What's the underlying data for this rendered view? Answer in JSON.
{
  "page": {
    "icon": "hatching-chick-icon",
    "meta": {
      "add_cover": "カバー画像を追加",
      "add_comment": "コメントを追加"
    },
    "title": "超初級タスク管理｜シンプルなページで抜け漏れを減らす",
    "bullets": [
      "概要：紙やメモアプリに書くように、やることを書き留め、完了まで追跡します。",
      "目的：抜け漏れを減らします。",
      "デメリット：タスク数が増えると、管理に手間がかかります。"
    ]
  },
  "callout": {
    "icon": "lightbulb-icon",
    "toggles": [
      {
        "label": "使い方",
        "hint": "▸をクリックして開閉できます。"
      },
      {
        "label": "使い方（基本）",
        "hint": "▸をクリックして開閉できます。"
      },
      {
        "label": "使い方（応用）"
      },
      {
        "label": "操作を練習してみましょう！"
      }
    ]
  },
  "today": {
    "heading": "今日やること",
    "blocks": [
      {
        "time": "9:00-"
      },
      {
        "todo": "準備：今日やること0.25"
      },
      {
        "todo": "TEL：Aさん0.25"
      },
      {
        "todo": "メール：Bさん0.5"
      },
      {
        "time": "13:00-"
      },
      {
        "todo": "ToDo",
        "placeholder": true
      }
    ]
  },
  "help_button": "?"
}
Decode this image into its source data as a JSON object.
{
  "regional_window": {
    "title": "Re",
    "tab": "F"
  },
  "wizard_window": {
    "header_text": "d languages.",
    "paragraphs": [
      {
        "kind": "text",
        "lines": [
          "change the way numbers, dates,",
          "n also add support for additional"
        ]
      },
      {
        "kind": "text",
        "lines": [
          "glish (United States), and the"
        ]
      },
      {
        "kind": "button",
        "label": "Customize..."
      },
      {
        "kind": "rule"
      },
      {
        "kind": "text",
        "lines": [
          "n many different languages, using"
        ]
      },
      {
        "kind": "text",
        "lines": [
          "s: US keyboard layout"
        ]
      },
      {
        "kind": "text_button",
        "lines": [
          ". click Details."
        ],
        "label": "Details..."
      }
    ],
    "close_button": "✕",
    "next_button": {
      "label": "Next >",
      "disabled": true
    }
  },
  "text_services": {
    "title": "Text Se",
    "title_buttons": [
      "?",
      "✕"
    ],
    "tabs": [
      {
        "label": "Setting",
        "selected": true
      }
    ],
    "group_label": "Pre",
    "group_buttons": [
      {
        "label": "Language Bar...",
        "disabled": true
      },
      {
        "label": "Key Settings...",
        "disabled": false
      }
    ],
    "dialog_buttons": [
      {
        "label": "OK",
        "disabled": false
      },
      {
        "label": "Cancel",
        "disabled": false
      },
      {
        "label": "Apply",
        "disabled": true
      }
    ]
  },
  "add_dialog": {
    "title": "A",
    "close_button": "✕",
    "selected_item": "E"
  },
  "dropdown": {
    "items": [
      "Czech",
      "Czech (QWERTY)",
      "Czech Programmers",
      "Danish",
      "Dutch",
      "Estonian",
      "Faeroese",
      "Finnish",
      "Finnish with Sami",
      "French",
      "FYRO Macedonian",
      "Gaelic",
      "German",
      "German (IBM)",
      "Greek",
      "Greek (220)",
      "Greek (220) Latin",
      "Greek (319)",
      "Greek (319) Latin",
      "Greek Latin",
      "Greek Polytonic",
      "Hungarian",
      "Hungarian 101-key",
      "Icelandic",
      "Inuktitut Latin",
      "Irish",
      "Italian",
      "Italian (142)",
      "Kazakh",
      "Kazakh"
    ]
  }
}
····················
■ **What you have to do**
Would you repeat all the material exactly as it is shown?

■ **Exercise result**
What's the underlying data for this rendered view? Answer in JSON.
{
  "page": {
    "icon": "hatching-chick-icon",
    "meta": {
      "add_cover": "カバー画像を追加",
      "add_comment": "コメントを追加"
    },
    "title": "超初級タスク管理｜シンプルなページで抜け漏れを減らす",
    "bullets": [
      "概要：紙やメモアプリに書くように、やることを書き留め、完了まで追跡します。",
      "目的：抜け漏れを減らします。",
      "デメリット：タスク数が増えると、管理に手間がかかります。"
    ]
  },
  "callout": {
    "icon": "lightbulb-icon",
    "toggles": [
      {
        "label": "使い方",
        "hint": "▸をクリックして開閉できます。"
      },
      {
        "label": "使い方（基本）",
        "hint": "▸をクリックして開閉できます。"
      },
      {
        "label": "使い方（応用）"
      },
      {
        "label": "操作を練習してみましょう！"
      }
    ]
  },
  "today": {
    "heading": "今日やること",
    "blocks": [
      {
        "time": "9:00-"
      },
      {
        "todo": "準備：今日やること0.25"
      },
      {
        "todo": "TEL：Aさん0.25"
      },
      {
        "todo": "メール：Bさん0.5"
      },
      {
        "time": "13:00-"
      },
      {
        "todo": "ToDo",
        "placeholder": true
      }
    ]
  },
  "help_button": "?"
}
Decode this image into its source data as a JSON object.
{
  "regional_window": {
    "title": "Re",
    "tab": "F"
  },
  "wizard_window": {
    "header_text": "d languages.",
    "paragraphs": [
      {
        "kind": "text",
        "lines": [
          "change the way numbers, dates,",
          "n also add support for additional"
        ]
      },
      {
        "kind": "text",
        "lines": [
          "glish (United States), and the"
        ]
      },
      {
        "kind": "button",
        "label": "Customize..."
      },
      {
        "kind": "rule"
      },
      {
        "kind": "text",
        "lines": [
          "n many different languages, using"
        ]
      },
      {
        "kind": "text",
        "lines": [
          "s: US keyboard layout"
        ]
      },
      {
        "kind": "text_button",
        "lines": [
          ". click Details."
        ],
        "label": "Details..."
      }
    ],
    "close_button": "✕",
    "next_button": {
      "label": "Next >",
      "disabled": true
    }
  },
  "text_services": {
    "title": "Text Se",
    "title_buttons": [
      "?",
      "✕"
    ],
    "tabs": [
      {
        "label": "Setting",
        "selected": true
      }
    ],
    "group_label": "Pre",
    "group_buttons": [
      {
        "label": "Language Bar...",
        "disabled": true
      },
      {
        "label": "Key Settings...",
        "disabled": false
      }
    ],
    "dialog_buttons": [
      {
        "label": "OK",
        "disabled": false
      },
      {
        "label": "Cancel",
        "disabled": false
      },
      {
        "label": "Apply",
        "disabled": true
      }
    ]
  },
  "add_dialog": {
    "title": "A",
    "close_button": "✕",
    "selected_item": "E"
  },
  "dropdown": {
    "items": [
      "Czech",
      "Czech (QWERTY)",
      "Czech Programmers",
      "Danish",
      "Dutch",
      "Estonian",
      "Faeroese",
      "Finnish",
      "Finnish with Sami",
      "French",
      "FYRO Macedonian",
      "Gaelic",
      "German",
      "German (IBM)",
      "Greek",
      "Greek (220)",
      "Greek (220) Latin",
      "Greek (319)",
      "Greek (319) Latin",
      "Greek Latin",
      "Greek Polytonic",
      "Hungarian",
      "Hungarian 101-key",
      "Icelandic",
      "Inuktitut Latin",
      "Irish",
      "Italian",
      "Italian (142)",
      "Kazakh",
      "Kazakh"
    ]
  }
}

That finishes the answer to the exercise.